Afraid to Leave my House
When I first came into Recovery, I was in my early 30’s. Believe me, I had only one way to go and that was up. Between hospitalizations, I was petrified to leave the safety of my home. My husband was in business and he knew all about my panics and depression, and even though he was very understanding, sometimes it was important for me to accompany him to a business function.
I distinctly remember the week leading up to these events, I would cry nonstop. I cried when I arranged my outfits and everything else that goes along with preparing for an evening out. I would even pray that I would drop dead so I wouldn’t have to go.
Shortly after joining Recovery, I learned enough Recovery rules and tools that it became easier and easier for me to go out. I learned that if I couldn’t look forward to the event with joyful anticipation, then don’t look forward. Keep my mind on the present moment.
Then I learned to practice gratitude. I was grateful that I had a loving husband and that I was going to be served a very nice meal that I didn’t have to prepare. I also learned to take the focus off of myself and truly listen to and become interested in the other people in the group.
Doing this, I made both some good friends and some great memories. My husband became so proud of me that he no longer wanted to go places without me. Success breeds success and I soon looked forward to dressing up and going out on the town with my spouse. Recovery taught me how to enjoy life again. Thank you, Recovery.

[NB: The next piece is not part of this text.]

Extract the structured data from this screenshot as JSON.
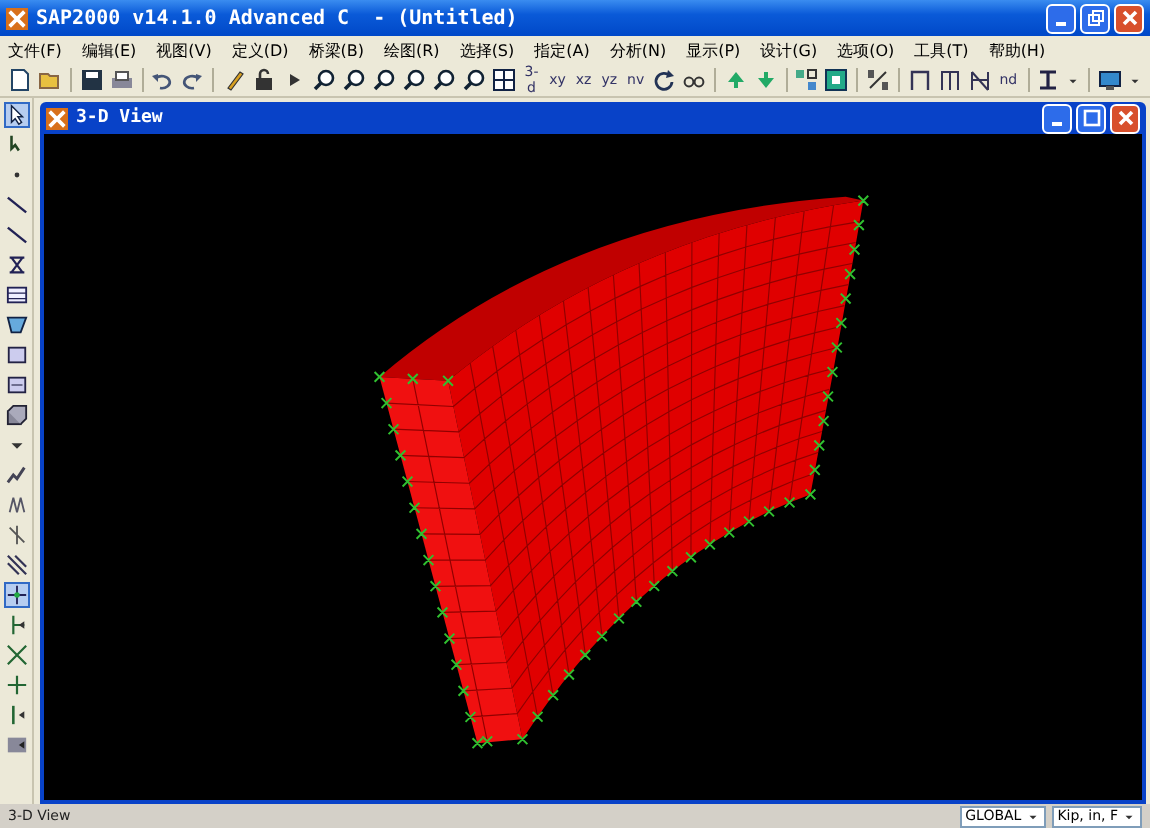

Almost an Invalid from Fear
Before I joined Recovery, I was plagued by many nervous symptoms. The one that caused me the most fear and made me almost an invalid was “feelings of unreality”. I could be anywhere — at home, at a shop, at a friend’s house, and suddenly, I didn’t feel like I was inside my body. It was if I was somewhere in space watching myself. I thought “Surely, this means I am crazy!”
In Recovery, I learned that it meant no such thing, and the more danger I attached to it, the worse it became. Learning that this symptom was just another one of the garden variety of nervous symptoms we may experience from time to time and that it was distressing, but not dangerous, gave me such a sense of relief.

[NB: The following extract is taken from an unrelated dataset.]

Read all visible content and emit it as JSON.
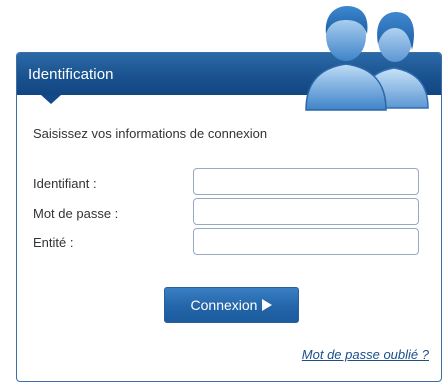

After that, whenever it came back, I thought “I have borne this discomfort before and I can do so now and it isn’t dangerous”, and I knew that pretty soon it would go away, and it always did. I have not had this particular symptom in years now that I have learned to disregard it. But if it does come back, it no longer has the power to frighten me. Recovery has given me my life back.
Feelings of Discouragement and Inadquacy
My life, until I reached about age 30, was quite normal. In school, I had been an honors student. After graduation, I served in the Air Force and was highly decorated after surviving many combat missions. Soon after college graduation, I was recalled by the Air Force to serve in the Korean War.
After my discharge, I was employed by a large CPA firm. For whatever reason, I never achieved partnership and thus my salary was never adequate. Also, at this time, my children developed very serious and very expensive medical problems.
I sought employment elsewhere with no success. My life was in a tailspin and I felt totally inadequate to cope, also angry at my situation, frustrated and depressed.
I sought help from a number of sources such as pastoral counseling and even professional help, but never received any sustained relief. Maybe I was too impatient and didn’t give them sufficient time. About this time, I heard about Recovery and was willing to try anything. To be honest, the first meeting I went to did not impress me very much. But I did go back to a meeting at the Clubhouse, which was very well conducted by a trained leader.
Recovery taught me that my discouragement and feelings of inadequacy were just forms of temper, fearful temper that were blinding me to the many choices I had and preventing me from being able to solve my problems.
With the help I received from the Recovery program, I was able to change my way of thinking. This gave me the courage to go to work for myself and achieve some measure of success in almost all areas of my life. Recovery was my lifeline to experiencing a normal life, both professionally and personally.
Fear of Harming Myself or Others
When I came into Recovery, my main symptoms were fatigue, sleeplessness, and depression. What bothered me most was the fear I had of harming myself or others. Every minister I consulted about this told me I had no reason to feel guilty just because I had these thoughts and that the only sin would be to act on the thoughts.
After I joined Recovery, the older members told me that we are not responsible for what thoughts come to us, we are responsible for what we do with the thought. If we hang onto the thoughts we are sabotaging our health. If we spot the thought and change it to a secure thought, the thoughts lose their power and in general, our thoughts will eventually be those which give us calm, peace, and joy.
I know now that I have the power to treat these insecure thoughts like any other nervous symptom. They are distressing but not dangerous, and if I put no importance on them they will soon leave.
Continuing to practice the rules and tools I have learned at Recovery has allowed me to enjoy a life filled with secure thoughts instead of near constant fear and insecurity.